Wonder is that rare film that manages to balance its sentimentality with a genuine emotional earnestness, and so much of that is thanks to the creative pairing of the source book’s author R.J. Palacio and writer-director Stephen Chbosky. Chbosky has form adapting tricky books, having turned his own novel The Perks of Being A Wallflower into a modern coming-of-age hit, and with Palacio’s 2012 Wonder, which ranked on the New York Times Best Seller list, gets to explore another aspect of growing up.
Muck Rack makes it simple to find people, tweets, or articles that mention any name, keyword, company, hashtag etc. We've compiled this guide to help you make the most of your search.
Selecting a term
Start searching tweets, articles from media outlets, articles mentioned in tweets, journalists'
names, titles and bios with some suggested searches:
Companies or Topics (e.g. iPhone, Microsoft)
Phrases (e.g. "cloud computing") — use quotes to keep the terms together
Twitter handles (e.g. @username) — returns those who have mentioned or replied to
Names (e.g. "David Pogue")
Hashtags (e.g. #sxsw, #london2012)
Bio details (e.g. vegan, Olympics, father)
Muck Rack's Advanced Search allows for many boolean operators.
Find results that mention multiple specified terms, use AND or
+. For example, ensure each result contains both Elon Musk and Mark Zuckerberg by
searching Musk AND Zuckerberg or Musk + Zuckerberg.
Use the operators OR or , to broaden your search when you'd like either of
multiple terms to appear in results. (This is the default behavior of our search when no operators
are used). For example, results will contain either cake or cookie by searching cake OR cookie or cake,cookie
Use NOT or - to subtract results from your search. For
example, searching Disney will yield results about the Walt Disney Company as well as Walt Disney
World Resort. To exclude mentions of Disney World, search for Disney -World or Disney
When using one of these operators with a phrase, enclose it in quotation marks. For example, you can
find results about smartphones excluding Apple's iPhone 4S by searching smartphone -"iPhone
Exact case matching or punctuation
If you're searching for a brand name or keyword that relies on specific punctuation marks or capitalization, you can
find results that match your exact query by adding matchcase: before the keyword you're searching for, like matchcase:E*TRADE .
Use parentheses to separate multiple
boolean phrases.
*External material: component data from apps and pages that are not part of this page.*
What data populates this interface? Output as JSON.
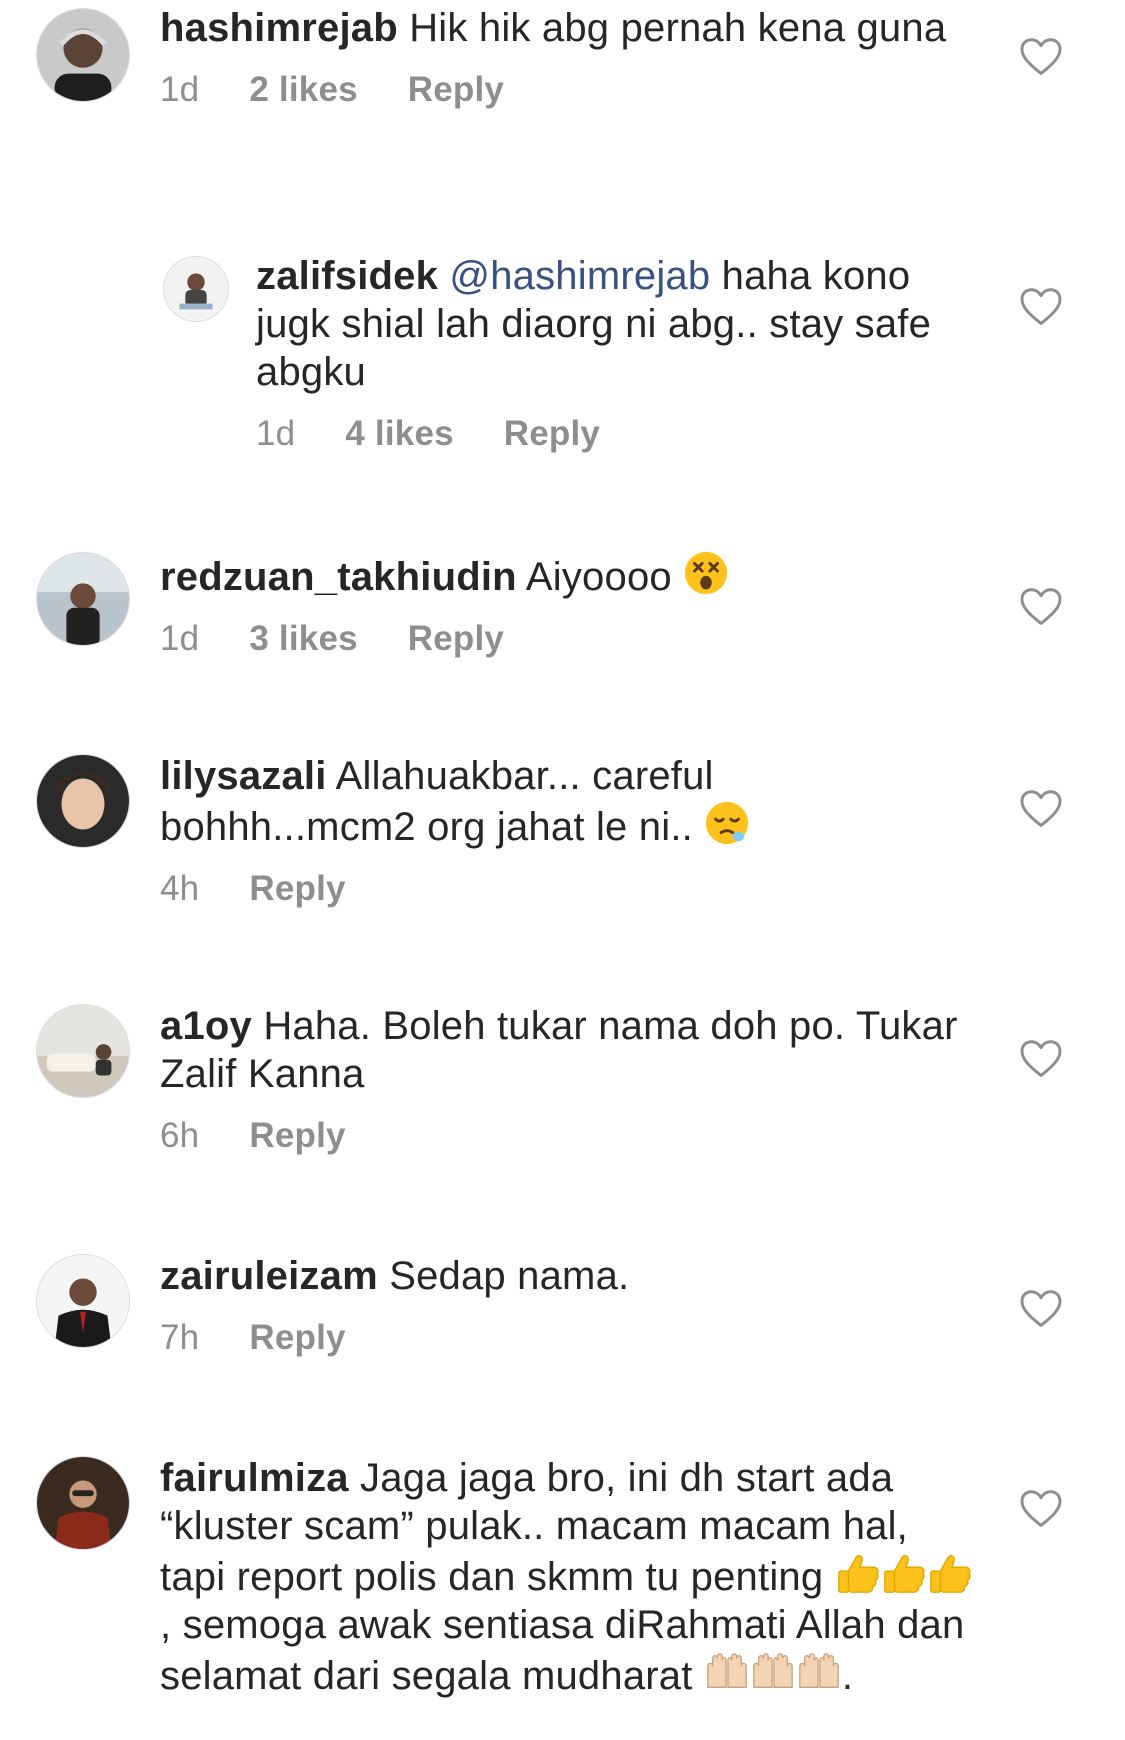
{
  "comments": [
    {
      "username": "hashimrejab",
      "text": "Hik hik abg pernah kena guna",
      "time": "1d",
      "likes": "2 likes",
      "reply": "Reply",
      "avatar_icon": "avatar-photo"
    },
    {
      "username": "zalifsidek",
      "mention": "@hashimrejab",
      "text": "haha kono jugk shial lah diaorg ni abg.. stay safe abgku",
      "time": "1d",
      "likes": "4 likes",
      "reply": "Reply",
      "avatar_icon": "avatar-photo"
    },
    {
      "username": "redzuan_takhiudin",
      "text": "Aiyoooo",
      "emoji": "dizzy-face-emoji",
      "time": "1d",
      "likes": "3 likes",
      "reply": "Reply",
      "avatar_icon": "avatar-photo"
    },
    {
      "username": "lilysazali",
      "text": "Allahuakbar... careful bohhh...mcm2 org jahat le ni..",
      "emoji": "sleepy-face-emoji",
      "time": "4h",
      "reply": "Reply",
      "avatar_icon": "avatar-photo"
    },
    {
      "username": "a1oy",
      "text": "Haha. Boleh tukar nama doh po. Tukar Zalif Kanna",
      "time": "6h",
      "reply": "Reply",
      "avatar_icon": "avatar-photo"
    },
    {
      "username": "zairuleizam",
      "text": "Sedap nama.",
      "time": "7h",
      "reply": "Reply",
      "avatar_icon": "avatar-photo"
    },
    {
      "username": "fairulmiza",
      "text_part1": "Jaga jaga bro, ini dh start ada “kluster scam” pulak.. macam macam hal, tapi report polis dan skmm tu penting",
      "text_part2": ", semoga awak sentiasa diRahmati Allah dan selamat dari segala mudharat",
      "text_part3": ".",
      "emoji_1": "thumbs-up-emoji",
      "emoji_2": "raised-hands-emoji",
      "avatar_icon": "avatar-photo"
    }
  ],
  "colors": {
    "text": "#262626",
    "meta": "#8e8e8e",
    "mention": "#385185",
    "heart_outline": "#8e8e8e"
  }
}
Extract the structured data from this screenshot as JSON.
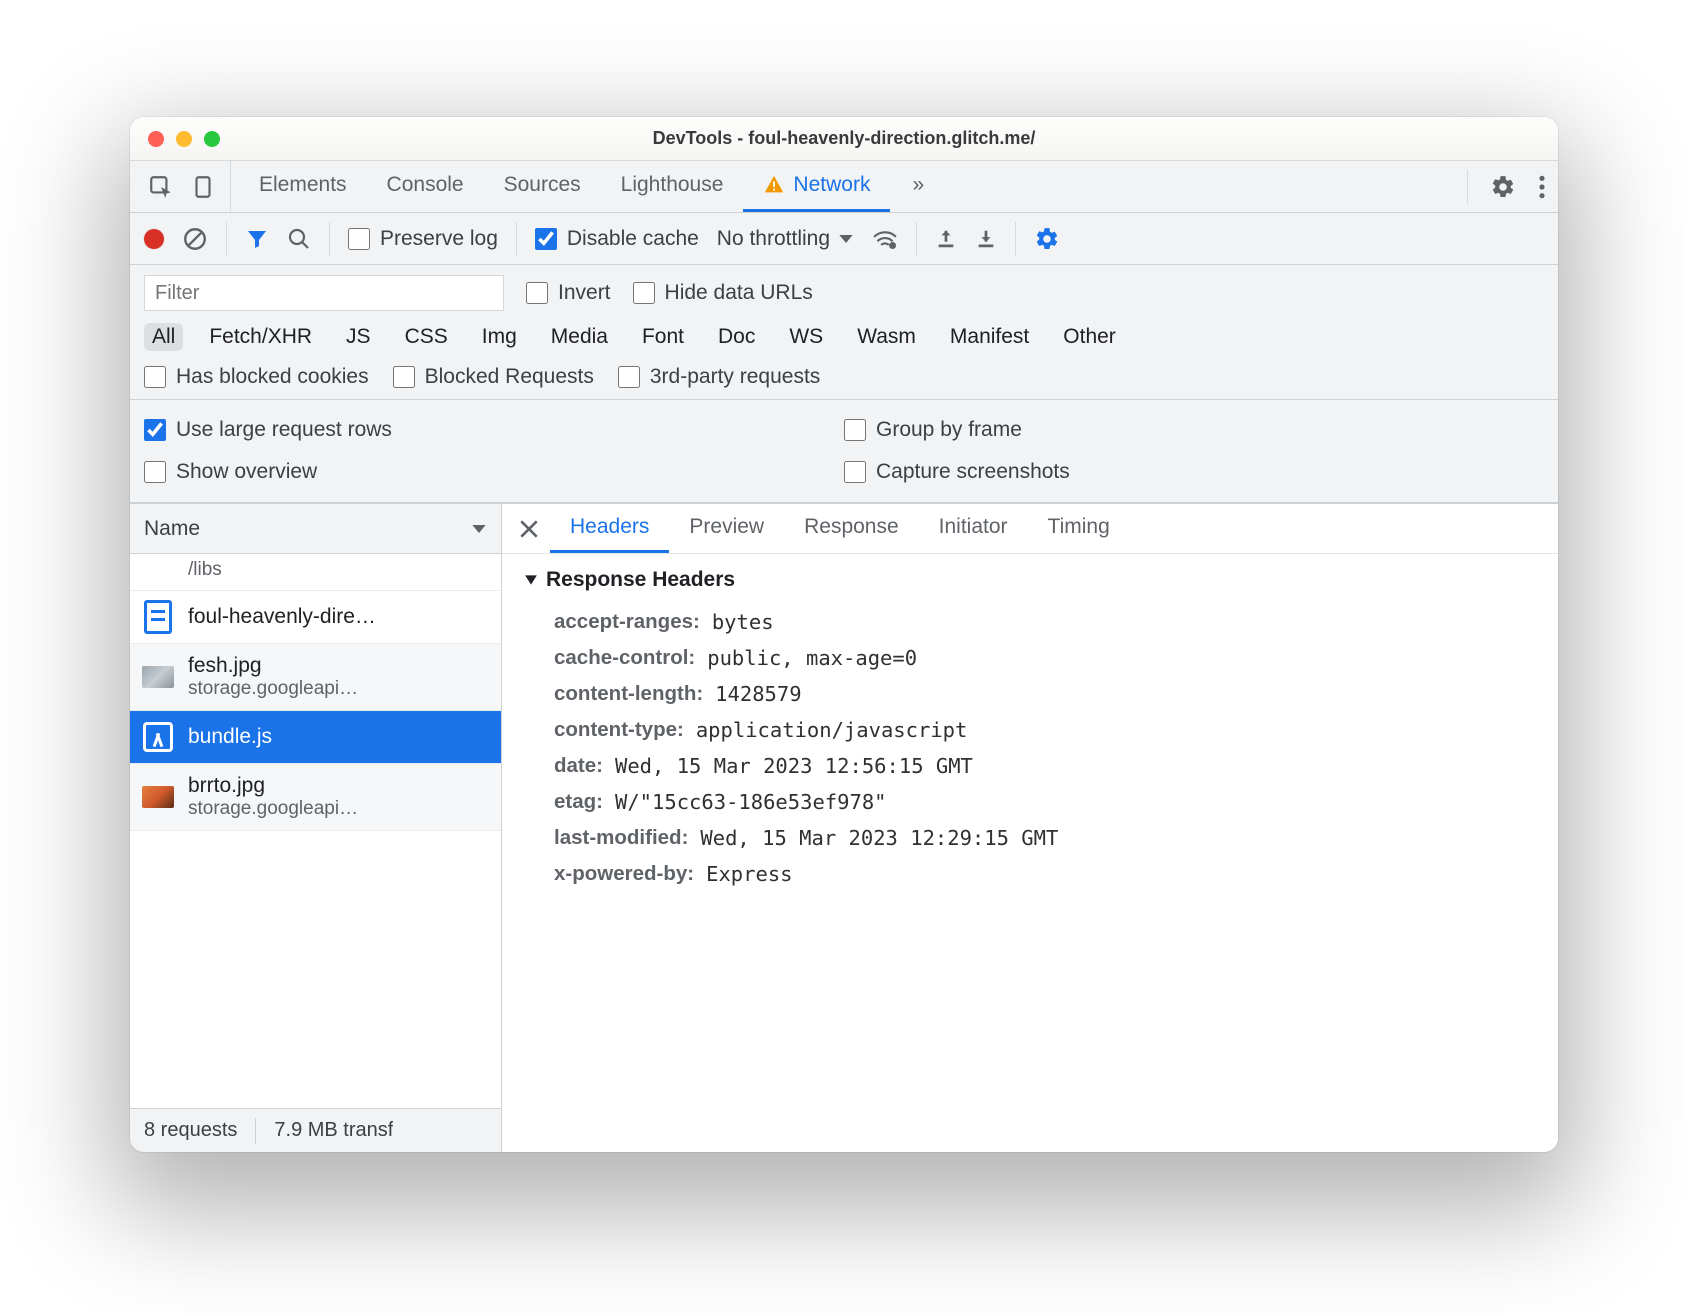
{
  "window": {
    "title": "DevTools - foul-heavenly-direction.glitch.me/"
  },
  "mainTabs": {
    "items": [
      "Elements",
      "Console",
      "Sources",
      "Lighthouse",
      "Network"
    ],
    "active": "Network",
    "overflow_glyph": "»"
  },
  "toolbar": {
    "preserve_log": {
      "label": "Preserve log",
      "checked": false
    },
    "disable_cache": {
      "label": "Disable cache",
      "checked": true
    },
    "throttling": {
      "label": "No throttling"
    }
  },
  "filter": {
    "placeholder": "Filter",
    "value": "",
    "invert": {
      "label": "Invert",
      "checked": false
    },
    "hide_data_urls": {
      "label": "Hide data URLs",
      "checked": false
    },
    "types": [
      "All",
      "Fetch/XHR",
      "JS",
      "CSS",
      "Img",
      "Media",
      "Font",
      "Doc",
      "WS",
      "Wasm",
      "Manifest",
      "Other"
    ],
    "active_type": "All",
    "has_blocked_cookies": {
      "label": "Has blocked cookies",
      "checked": false
    },
    "blocked_requests": {
      "label": "Blocked Requests",
      "checked": false
    },
    "third_party": {
      "label": "3rd-party requests",
      "checked": false
    }
  },
  "view": {
    "large_rows": {
      "label": "Use large request rows",
      "checked": true
    },
    "group_frame": {
      "label": "Group by frame",
      "checked": false
    },
    "overview": {
      "label": "Show overview",
      "checked": false
    },
    "screenshots": {
      "label": "Capture screenshots",
      "checked": false
    }
  },
  "columns": {
    "name": "Name"
  },
  "requests": [
    {
      "icon": "file-cut",
      "name": "/libs",
      "sub": "",
      "cut": true
    },
    {
      "icon": "doc",
      "name": "foul-heavenly-dire…",
      "sub": ""
    },
    {
      "icon": "thumb",
      "name": "fesh.jpg",
      "sub": "storage.googleapi…",
      "alt": true
    },
    {
      "icon": "js",
      "name": "bundle.js",
      "sub": "",
      "selected": true
    },
    {
      "icon": "thumb-warm",
      "name": "brrto.jpg",
      "sub": "storage.googleapi…",
      "alt": true
    }
  ],
  "status": {
    "requests": "8 requests",
    "transfer": "7.9 MB transf"
  },
  "detailTabs": {
    "items": [
      "Headers",
      "Preview",
      "Response",
      "Initiator",
      "Timing"
    ],
    "active": "Headers"
  },
  "headers": {
    "section": "Response Headers",
    "kv": [
      {
        "k": "accept-ranges:",
        "v": "bytes"
      },
      {
        "k": "cache-control:",
        "v": "public, max-age=0"
      },
      {
        "k": "content-length:",
        "v": "1428579"
      },
      {
        "k": "content-type:",
        "v": "application/javascript"
      },
      {
        "k": "date:",
        "v": "Wed, 15 Mar 2023 12:56:15 GMT"
      },
      {
        "k": "etag:",
        "v": "W/\"15cc63-186e53ef978\""
      },
      {
        "k": "last-modified:",
        "v": "Wed, 15 Mar 2023 12:29:15 GMT"
      },
      {
        "k": "x-powered-by:",
        "v": "Express"
      }
    ]
  }
}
For example, to find journalists talking about having fun in Disney World or
Disneyland, search for ("disney world" OR disneyland) AND fun.
An asterisk can be used to search for any variation of a root word truncated by the asterisk. For example, searching for admin* will return results for administrator, administration, administer, administered, etc.
A near operator is an AND operator where you can control the distance between the words. You can vary the distance the near operation uses by adding a forward slash and number (between 0-99) such as strawberries NEAR/10 "whipped cream", which means the strawberries must exist within 10 words of "whipped cream".